The best agents degrade bacteria would be biological life forms such as bacteria which multiply by the millions in days and are themselves completely biodegradable. It is towards this challenge that research has been going on, and the latest effort which shows some success has been published in the March 11, 2016 issue of Science by a Japanese group, led by Dr Kanji Miyamoto of Keio University, Kanagawa. The group concentrated on looking for and identifying bacteria from the PET bottle recycling sites, and found one such microbe that they have named Ideonella sakaiensis (the first name identifies the family and the second honors the geographic location where they found the bacterium). I. sakaiensis sticks to the surface of the PET bottle, secretes one molecule which they named PET-ase (the suffix “– ase” denotes an enzyme molecule), which breaks down PET into a smaller building block abbreviated as MHET. MHET is now taken up and broken down by another enzyme in the microbe’s cell (called MHET hydrolase) and hydrolyzed to produce ethylene glycol and terephthalic acid- the two small molecules (called monomers). The I sakaiensis is highly efficient as a safe biodegradable agent. Two interesting points emerge from the Japanese work.
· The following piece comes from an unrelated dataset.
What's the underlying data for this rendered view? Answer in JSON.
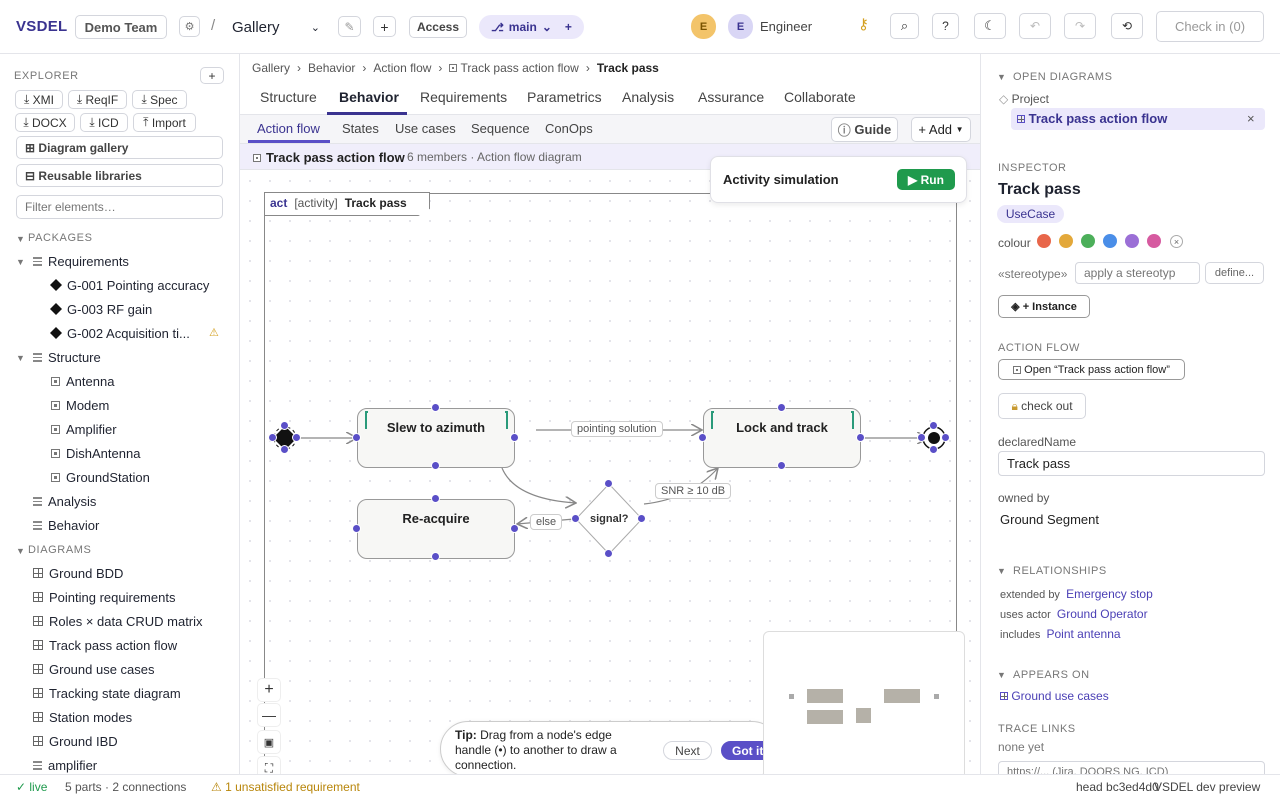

One is: can we now isolate the ethylene glycol and terephthalic acid, the two monomers, and reuse them to make PET? This offers a nice self-contained set up where the PET bottles and plastics discarded after use are biodegraded back to the starting materials in a bio-reactor, and then taken to the polymer synthesizing unit which remakes the PET. The other point is more challenging and surely there are molecular biologists already working on it. That is: why not clone the genes that express the enzyme PET-ase and MHET hydrolase into some other properly chosen microbe (other than I.sakaiensis ), using genetic engineering methods and thus attempt to biodegrade PET.
E. coli, a common gut bacteria, can be engineered to produce biodegradable polymers for use in surgical sutures, among other applications.A Korean research team has engineered gut bacteria to create non-natural polymers in a biorefinery; allowing various plastics to be made in an environmentally-friendly and sustainable manner. The research was published in Nature Biotechnology. In the present study, a team headed by Distinguished Professor Lee Sang Yup of the Korea Advanced Institute of Science and Technology (KAIST) adopted a systems metabolic engineering approach to develop a microorganism that can produce various non-natural polymers which have biomedical applications. According to the researchers, this approach is the first successful example of biological production of poly(lactate-co-glycolate) (PLGA) and several novel copolymers from renewable biomass by one-step direct fermentation of metabolically engineered Escherichia coli (E. coli) bacteria. The researchers drew inspiration from the biosynthesis process for polyhydroxyalkanoates, biologically-derived polyesters produced in nature by the bacterial fermentation of sugar or lipid. From there, they designed a metabolic pathway for the biosynthesis of PLGA through microbial fermentation directly from carbohydrates in E. coli strains. PLGA is a biodegradable, biocompatible and non-toxic polymer. PLGA has been widely used in biomedical and therapeutic applications such as surgical sutures, prosthetic devices, drug delivery, and tissue engineering. In order to produce PLGA by microbial fermentation directly from carbohydrates, the team incorporated external and engineered enzymes as catalysts to co-polymerize PLGA while establishing a few additional metabolic pathways for the biosynthesis to produce a range of different non-natural polymers. This bio-based synthetic process for PLGA and other polymers could substitute for existing complicated chemical production methods. Lee and his team has also managed to produce a variety of PLGA copolymers with different monomer compositions such as the US Food and Drug Administration-approved monomers 3-hydroxyburate, 4-hydroxyburate, and 6-hydroxyhexanoate. Newly applied bioplastics such as 5-hydroxyvalerate and 2-hydroxyisovalerate were also made